Excerpts from an interface dataset

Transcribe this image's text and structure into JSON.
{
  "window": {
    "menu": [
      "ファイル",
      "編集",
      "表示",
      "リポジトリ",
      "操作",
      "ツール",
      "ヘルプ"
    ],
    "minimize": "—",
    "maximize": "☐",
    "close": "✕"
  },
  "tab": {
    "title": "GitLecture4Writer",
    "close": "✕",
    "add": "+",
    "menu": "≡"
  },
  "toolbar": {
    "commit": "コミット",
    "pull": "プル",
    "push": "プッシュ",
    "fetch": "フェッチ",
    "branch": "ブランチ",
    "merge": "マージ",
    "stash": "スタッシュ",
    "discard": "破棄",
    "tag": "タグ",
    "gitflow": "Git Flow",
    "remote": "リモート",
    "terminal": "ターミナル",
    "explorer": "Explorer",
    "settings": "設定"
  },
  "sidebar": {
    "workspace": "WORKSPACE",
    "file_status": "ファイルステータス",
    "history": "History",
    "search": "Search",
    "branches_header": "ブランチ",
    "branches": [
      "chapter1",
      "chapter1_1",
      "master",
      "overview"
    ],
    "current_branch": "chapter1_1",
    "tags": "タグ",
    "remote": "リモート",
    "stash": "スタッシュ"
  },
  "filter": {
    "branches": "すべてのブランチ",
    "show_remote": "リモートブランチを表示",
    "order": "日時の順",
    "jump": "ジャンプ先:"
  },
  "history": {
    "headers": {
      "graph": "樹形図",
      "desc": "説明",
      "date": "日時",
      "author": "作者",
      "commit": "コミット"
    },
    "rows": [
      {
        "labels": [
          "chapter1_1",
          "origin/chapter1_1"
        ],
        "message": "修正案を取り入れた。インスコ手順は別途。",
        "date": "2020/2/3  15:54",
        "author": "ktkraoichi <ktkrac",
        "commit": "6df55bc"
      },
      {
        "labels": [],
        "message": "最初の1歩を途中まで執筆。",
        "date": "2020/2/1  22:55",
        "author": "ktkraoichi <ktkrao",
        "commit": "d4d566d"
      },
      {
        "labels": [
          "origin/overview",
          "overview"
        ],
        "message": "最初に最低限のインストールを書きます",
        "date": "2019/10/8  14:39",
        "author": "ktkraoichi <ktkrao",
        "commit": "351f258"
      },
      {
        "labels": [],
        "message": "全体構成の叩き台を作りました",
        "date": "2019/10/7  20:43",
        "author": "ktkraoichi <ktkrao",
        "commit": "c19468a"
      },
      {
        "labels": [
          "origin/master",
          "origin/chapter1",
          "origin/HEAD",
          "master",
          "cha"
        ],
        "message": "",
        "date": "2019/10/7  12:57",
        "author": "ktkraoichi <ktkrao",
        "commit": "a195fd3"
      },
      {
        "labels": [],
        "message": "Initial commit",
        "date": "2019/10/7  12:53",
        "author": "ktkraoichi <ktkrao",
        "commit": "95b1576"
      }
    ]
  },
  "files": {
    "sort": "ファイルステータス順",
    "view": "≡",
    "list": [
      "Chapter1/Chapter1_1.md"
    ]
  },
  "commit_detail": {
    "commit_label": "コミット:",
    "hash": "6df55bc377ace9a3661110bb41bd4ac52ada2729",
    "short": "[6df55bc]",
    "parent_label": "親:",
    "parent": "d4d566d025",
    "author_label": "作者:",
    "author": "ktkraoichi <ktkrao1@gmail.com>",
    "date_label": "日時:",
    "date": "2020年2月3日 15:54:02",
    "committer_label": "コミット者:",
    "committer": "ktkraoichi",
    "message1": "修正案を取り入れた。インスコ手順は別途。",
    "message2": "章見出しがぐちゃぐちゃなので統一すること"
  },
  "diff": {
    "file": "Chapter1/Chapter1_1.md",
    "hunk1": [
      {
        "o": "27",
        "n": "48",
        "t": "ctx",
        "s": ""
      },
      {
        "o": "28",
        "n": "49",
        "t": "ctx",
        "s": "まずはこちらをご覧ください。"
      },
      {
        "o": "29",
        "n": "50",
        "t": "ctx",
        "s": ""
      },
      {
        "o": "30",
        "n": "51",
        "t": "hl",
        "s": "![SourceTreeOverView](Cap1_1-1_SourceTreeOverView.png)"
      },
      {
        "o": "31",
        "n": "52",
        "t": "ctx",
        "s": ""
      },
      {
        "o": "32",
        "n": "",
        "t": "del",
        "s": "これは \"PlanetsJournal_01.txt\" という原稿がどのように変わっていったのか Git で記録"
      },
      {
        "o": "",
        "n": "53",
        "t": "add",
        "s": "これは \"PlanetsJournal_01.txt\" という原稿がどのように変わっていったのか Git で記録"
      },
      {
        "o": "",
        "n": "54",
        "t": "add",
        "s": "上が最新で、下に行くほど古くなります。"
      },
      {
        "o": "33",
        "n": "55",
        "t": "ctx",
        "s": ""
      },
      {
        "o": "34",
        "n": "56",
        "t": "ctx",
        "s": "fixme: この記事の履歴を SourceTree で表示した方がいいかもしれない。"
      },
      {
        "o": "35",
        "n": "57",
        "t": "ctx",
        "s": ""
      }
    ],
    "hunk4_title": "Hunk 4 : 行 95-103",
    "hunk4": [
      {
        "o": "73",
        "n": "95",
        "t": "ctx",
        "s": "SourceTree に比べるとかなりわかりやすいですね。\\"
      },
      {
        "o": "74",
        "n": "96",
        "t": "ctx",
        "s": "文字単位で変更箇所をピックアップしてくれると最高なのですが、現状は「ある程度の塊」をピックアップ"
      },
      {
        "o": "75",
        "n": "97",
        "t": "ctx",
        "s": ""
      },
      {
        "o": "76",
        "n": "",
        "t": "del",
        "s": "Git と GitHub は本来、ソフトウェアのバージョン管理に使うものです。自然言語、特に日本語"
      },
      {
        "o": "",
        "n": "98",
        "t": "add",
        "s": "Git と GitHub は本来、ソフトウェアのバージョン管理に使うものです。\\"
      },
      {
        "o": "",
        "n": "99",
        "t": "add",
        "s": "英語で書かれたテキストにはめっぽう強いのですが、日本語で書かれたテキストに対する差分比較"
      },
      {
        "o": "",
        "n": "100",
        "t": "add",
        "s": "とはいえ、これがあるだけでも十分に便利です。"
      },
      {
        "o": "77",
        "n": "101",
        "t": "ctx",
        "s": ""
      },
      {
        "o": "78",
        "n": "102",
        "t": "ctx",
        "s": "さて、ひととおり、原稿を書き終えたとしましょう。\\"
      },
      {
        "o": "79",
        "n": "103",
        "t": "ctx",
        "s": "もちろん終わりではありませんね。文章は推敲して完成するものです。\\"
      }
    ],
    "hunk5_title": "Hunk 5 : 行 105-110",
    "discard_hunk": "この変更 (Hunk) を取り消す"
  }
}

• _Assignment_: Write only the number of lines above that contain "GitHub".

• _Completed exercise_: 2